WEDNESDAY, June 2 (HealthDay News) -- A modified form of the
measles virus could become a treatment for a kind of brain tumor in
children, researchers report.
The tumor, known as medulloblastoma, occurs in about 20 percent
of childhood brain cancer cases. Treatment, which can include
surgery, radiation and chemotherapy, has increased the survival
rate at five years to 70 percent, but the tumors remain deadly in
"There is still an urgent need to investigate alternative therapeutic approaches that are more effective and have less toxic side effects," said study lead author Dr. Corey Raffel, chief of neurosurgery at Nationwide Children's Hospital in Columbus, Ohio.
Researchers have previously used strains of measles virus to
kill different types of tumor cells.
In this study, researchers found that a modified form of the
measles virus killed brain tumor cells in the laboratory. The
approach seemed to also work in mice with tumors similar to
medulloblastomas in humans.
More research is needed before the treatment will be ready for
testing in people.
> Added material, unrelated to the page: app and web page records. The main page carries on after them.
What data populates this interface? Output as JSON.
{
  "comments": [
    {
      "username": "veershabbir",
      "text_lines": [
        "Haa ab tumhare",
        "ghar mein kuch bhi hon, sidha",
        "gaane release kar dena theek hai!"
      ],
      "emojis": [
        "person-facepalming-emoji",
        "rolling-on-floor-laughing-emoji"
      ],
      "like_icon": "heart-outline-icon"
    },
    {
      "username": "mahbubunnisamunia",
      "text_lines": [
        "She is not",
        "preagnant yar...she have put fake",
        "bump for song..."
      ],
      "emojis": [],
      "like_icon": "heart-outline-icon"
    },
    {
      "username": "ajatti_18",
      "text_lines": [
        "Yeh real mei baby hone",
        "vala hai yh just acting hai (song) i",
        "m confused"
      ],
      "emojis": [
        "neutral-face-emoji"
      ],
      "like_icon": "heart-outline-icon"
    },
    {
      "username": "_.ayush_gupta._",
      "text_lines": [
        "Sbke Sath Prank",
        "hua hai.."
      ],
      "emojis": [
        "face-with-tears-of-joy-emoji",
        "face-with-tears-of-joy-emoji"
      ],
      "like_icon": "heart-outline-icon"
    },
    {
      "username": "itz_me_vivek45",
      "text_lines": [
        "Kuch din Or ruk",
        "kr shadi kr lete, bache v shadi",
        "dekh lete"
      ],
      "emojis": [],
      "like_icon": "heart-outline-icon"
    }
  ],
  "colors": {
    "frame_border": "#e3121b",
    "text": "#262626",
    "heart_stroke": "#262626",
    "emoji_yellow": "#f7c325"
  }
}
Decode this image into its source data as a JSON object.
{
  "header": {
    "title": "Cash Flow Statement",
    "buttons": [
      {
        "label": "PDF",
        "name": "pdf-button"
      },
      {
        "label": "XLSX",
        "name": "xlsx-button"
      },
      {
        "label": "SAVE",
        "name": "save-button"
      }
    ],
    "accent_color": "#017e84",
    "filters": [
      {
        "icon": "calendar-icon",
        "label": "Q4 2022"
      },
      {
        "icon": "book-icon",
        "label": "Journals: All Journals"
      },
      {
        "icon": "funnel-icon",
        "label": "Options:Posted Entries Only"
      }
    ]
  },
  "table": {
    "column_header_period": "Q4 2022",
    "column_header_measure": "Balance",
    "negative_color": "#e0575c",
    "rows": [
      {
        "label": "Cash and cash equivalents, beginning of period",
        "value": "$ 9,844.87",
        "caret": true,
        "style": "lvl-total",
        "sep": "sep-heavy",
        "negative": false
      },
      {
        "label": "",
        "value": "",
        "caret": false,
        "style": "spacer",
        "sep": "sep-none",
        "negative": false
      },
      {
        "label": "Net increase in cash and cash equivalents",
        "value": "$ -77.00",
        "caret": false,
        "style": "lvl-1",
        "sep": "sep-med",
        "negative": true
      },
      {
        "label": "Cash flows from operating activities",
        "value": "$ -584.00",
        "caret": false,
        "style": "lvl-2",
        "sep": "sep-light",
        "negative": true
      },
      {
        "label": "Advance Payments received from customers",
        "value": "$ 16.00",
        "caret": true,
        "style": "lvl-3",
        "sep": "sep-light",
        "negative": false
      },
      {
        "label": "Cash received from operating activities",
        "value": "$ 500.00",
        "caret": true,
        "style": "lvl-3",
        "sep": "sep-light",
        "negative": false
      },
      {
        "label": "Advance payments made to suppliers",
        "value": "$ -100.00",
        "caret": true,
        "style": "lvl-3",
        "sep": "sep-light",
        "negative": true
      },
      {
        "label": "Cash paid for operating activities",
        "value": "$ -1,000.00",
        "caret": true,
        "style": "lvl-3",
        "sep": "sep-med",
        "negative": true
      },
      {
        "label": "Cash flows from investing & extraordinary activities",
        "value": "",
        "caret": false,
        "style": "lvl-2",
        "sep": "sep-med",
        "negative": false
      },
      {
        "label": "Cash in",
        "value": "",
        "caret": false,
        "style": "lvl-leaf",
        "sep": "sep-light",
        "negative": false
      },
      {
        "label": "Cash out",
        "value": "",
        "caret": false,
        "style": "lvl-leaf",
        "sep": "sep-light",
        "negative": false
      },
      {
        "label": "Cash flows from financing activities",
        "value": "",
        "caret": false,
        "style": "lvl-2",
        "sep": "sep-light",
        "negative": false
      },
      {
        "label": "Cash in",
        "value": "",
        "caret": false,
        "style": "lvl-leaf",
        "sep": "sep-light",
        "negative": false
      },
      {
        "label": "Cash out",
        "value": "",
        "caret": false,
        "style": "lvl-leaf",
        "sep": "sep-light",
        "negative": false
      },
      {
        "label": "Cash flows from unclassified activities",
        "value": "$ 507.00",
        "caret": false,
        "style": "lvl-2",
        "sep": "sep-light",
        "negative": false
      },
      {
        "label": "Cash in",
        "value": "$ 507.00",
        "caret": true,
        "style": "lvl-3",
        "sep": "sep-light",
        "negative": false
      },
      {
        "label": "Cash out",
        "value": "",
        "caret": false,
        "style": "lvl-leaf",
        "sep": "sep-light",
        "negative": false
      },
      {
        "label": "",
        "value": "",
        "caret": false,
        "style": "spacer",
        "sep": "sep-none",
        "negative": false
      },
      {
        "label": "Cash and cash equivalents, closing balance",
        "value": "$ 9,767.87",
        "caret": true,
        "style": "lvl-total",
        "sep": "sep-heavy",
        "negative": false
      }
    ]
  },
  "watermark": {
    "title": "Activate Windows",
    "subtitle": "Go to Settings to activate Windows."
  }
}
The findings were published online May 21 in the journal
For more about
childhood brain tumors, see the U.S. National Library of Medicine.